PROBLEM DETAILS => Write out the data below exactly as given, without any of its pictures.

==== MATERIAL SUPPLIED

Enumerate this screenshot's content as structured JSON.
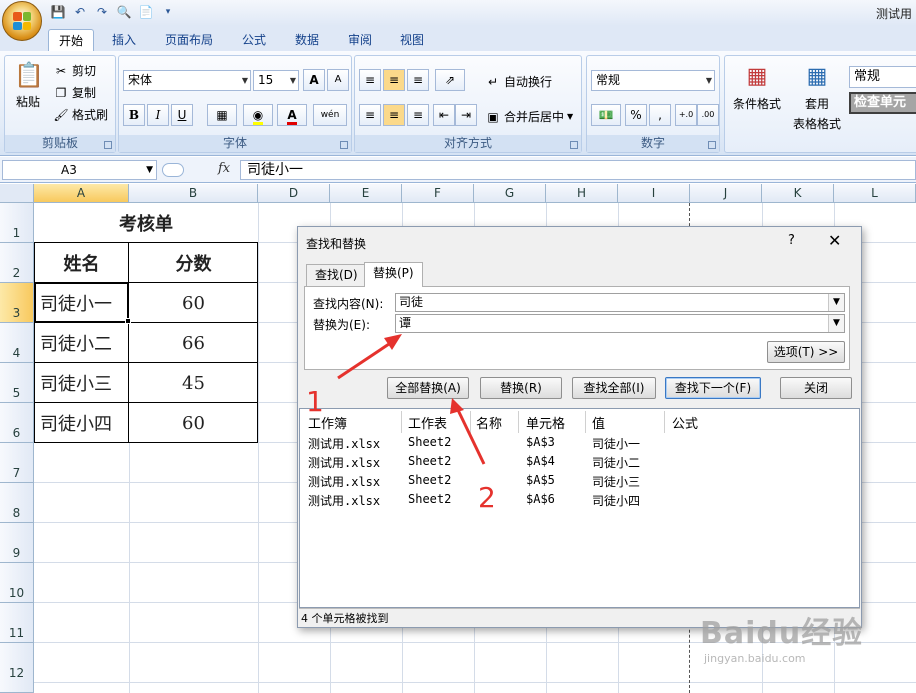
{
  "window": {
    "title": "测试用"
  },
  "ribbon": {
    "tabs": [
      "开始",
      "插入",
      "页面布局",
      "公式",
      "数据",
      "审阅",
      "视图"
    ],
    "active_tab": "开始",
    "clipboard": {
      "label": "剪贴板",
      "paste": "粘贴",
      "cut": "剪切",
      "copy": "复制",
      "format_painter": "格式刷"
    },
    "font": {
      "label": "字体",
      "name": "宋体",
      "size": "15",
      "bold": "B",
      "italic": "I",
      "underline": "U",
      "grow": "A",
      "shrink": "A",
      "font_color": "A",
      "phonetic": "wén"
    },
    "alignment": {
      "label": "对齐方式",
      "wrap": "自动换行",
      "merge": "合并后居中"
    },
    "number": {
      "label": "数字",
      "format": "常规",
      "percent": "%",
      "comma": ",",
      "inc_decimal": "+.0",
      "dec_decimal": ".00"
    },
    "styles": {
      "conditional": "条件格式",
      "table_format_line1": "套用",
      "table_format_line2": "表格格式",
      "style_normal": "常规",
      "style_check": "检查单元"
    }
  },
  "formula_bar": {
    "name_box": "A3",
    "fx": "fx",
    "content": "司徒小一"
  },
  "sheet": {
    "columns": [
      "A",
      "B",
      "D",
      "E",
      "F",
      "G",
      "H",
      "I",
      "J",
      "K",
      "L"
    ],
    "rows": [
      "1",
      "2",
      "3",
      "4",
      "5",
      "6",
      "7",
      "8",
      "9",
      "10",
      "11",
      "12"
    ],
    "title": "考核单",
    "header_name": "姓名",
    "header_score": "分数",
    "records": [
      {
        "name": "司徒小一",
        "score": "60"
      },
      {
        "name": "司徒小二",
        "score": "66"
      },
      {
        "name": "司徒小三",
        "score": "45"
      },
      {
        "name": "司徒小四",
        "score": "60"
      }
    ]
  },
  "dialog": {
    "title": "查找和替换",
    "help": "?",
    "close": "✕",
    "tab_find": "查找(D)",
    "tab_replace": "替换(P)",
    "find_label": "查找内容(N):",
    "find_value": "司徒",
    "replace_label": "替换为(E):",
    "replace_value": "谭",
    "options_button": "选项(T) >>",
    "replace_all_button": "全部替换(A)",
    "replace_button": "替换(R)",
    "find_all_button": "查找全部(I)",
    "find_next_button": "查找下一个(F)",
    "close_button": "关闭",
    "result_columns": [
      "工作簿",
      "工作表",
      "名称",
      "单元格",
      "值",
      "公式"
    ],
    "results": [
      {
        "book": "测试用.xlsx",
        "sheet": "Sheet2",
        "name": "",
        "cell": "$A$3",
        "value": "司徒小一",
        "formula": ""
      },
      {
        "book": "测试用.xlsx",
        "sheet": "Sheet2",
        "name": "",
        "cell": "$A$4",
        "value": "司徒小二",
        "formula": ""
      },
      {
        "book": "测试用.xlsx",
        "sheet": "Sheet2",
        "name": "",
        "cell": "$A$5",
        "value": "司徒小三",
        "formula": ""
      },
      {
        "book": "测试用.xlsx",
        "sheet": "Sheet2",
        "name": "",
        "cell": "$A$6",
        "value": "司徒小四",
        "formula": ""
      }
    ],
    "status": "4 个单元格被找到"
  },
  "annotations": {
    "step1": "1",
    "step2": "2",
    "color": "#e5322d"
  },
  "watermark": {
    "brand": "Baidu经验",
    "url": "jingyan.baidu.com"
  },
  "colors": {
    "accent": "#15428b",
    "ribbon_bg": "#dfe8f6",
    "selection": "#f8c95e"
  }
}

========

OUTPUT FOR THIS EXERCISE =>
Enumerate this screenshot's content as structured JSON.
{
  "window": {
    "title": "测试用"
  },
  "ribbon": {
    "tabs": [
      "开始",
      "插入",
      "页面布局",
      "公式",
      "数据",
      "审阅",
      "视图"
    ],
    "active_tab": "开始",
    "clipboard": {
      "label": "剪贴板",
      "paste": "粘贴",
      "cut": "剪切",
      "copy": "复制",
      "format_painter": "格式刷"
    },
    "font": {
      "label": "字体",
      "name": "宋体",
      "size": "15",
      "bold": "B",
      "italic": "I",
      "underline": "U",
      "grow": "A",
      "shrink": "A",
      "font_color": "A",
      "phonetic": "wén"
    },
    "alignment": {
      "label": "对齐方式",
      "wrap": "自动换行",
      "merge": "合并后居中"
    },
    "number": {
      "label": "数字",
      "format": "常规",
      "percent": "%",
      "comma": ",",
      "inc_decimal": "+.0",
      "dec_decimal": ".00"
    },
    "styles": {
      "conditional": "条件格式",
      "table_format_line1": "套用",
      "table_format_line2": "表格格式",
      "style_normal": "常规",
      "style_check": "检查单元"
    }
  },
  "formula_bar": {
    "name_box": "A3",
    "fx": "fx",
    "content": "司徒小一"
  },
  "sheet": {
    "columns": [
      "A",
      "B",
      "D",
      "E",
      "F",
      "G",
      "H",
      "I",
      "J",
      "K",
      "L"
    ],
    "rows": [
      "1",
      "2",
      "3",
      "4",
      "5",
      "6",
      "7",
      "8",
      "9",
      "10",
      "11",
      "12"
    ],
    "title": "考核单",
    "header_name": "姓名",
    "header_score": "分数",
    "records": [
      {
        "name": "司徒小一",
        "score": "60"
      },
      {
        "name": "司徒小二",
        "score": "66"
      },
      {
        "name": "司徒小三",
        "score": "45"
      },
      {
        "name": "司徒小四",
        "score": "60"
      }
    ]
  },
  "dialog": {
    "title": "查找和替换",
    "help": "?",
    "close": "✕",
    "tab_find": "查找(D)",
    "tab_replace": "替换(P)",
    "find_label": "查找内容(N):",
    "find_value": "司徒",
    "replace_label": "替换为(E):",
    "replace_value": "谭",
    "options_button": "选项(T) >>",
    "replace_all_button": "全部替换(A)",
    "replace_button": "替换(R)",
    "find_all_button": "查找全部(I)",
    "find_next_button": "查找下一个(F)",
    "close_button": "关闭",
    "result_columns": [
      "工作簿",
      "工作表",
      "名称",
      "单元格",
      "值",
      "公式"
    ],
    "results": [
      {
        "book": "测试用.xlsx",
        "sheet": "Sheet2",
        "name": "",
        "cell": "$A$3",
        "value": "司徒小一",
        "formula": ""
      },
      {
        "book": "测试用.xlsx",
        "sheet": "Sheet2",
        "name": "",
        "cell": "$A$4",
        "value": "司徒小二",
        "formula": ""
      },
      {
        "book": "测试用.xlsx",
        "sheet": "Sheet2",
        "name": "",
        "cell": "$A$5",
        "value": "司徒小三",
        "formula": ""
      },
      {
        "book": "测试用.xlsx",
        "sheet": "Sheet2",
        "name": "",
        "cell": "$A$6",
        "value": "司徒小四",
        "formula": ""
      }
    ],
    "status": "4 个单元格被找到"
  },
  "annotations": {
    "step1": "1",
    "step2": "2",
    "color": "#e5322d"
  },
  "watermark": {
    "brand": "Baidu经验",
    "url": "jingyan.baidu.com"
  },
  "colors": {
    "accent": "#15428b",
    "ribbon_bg": "#dfe8f6",
    "selection": "#f8c95e"
  }
}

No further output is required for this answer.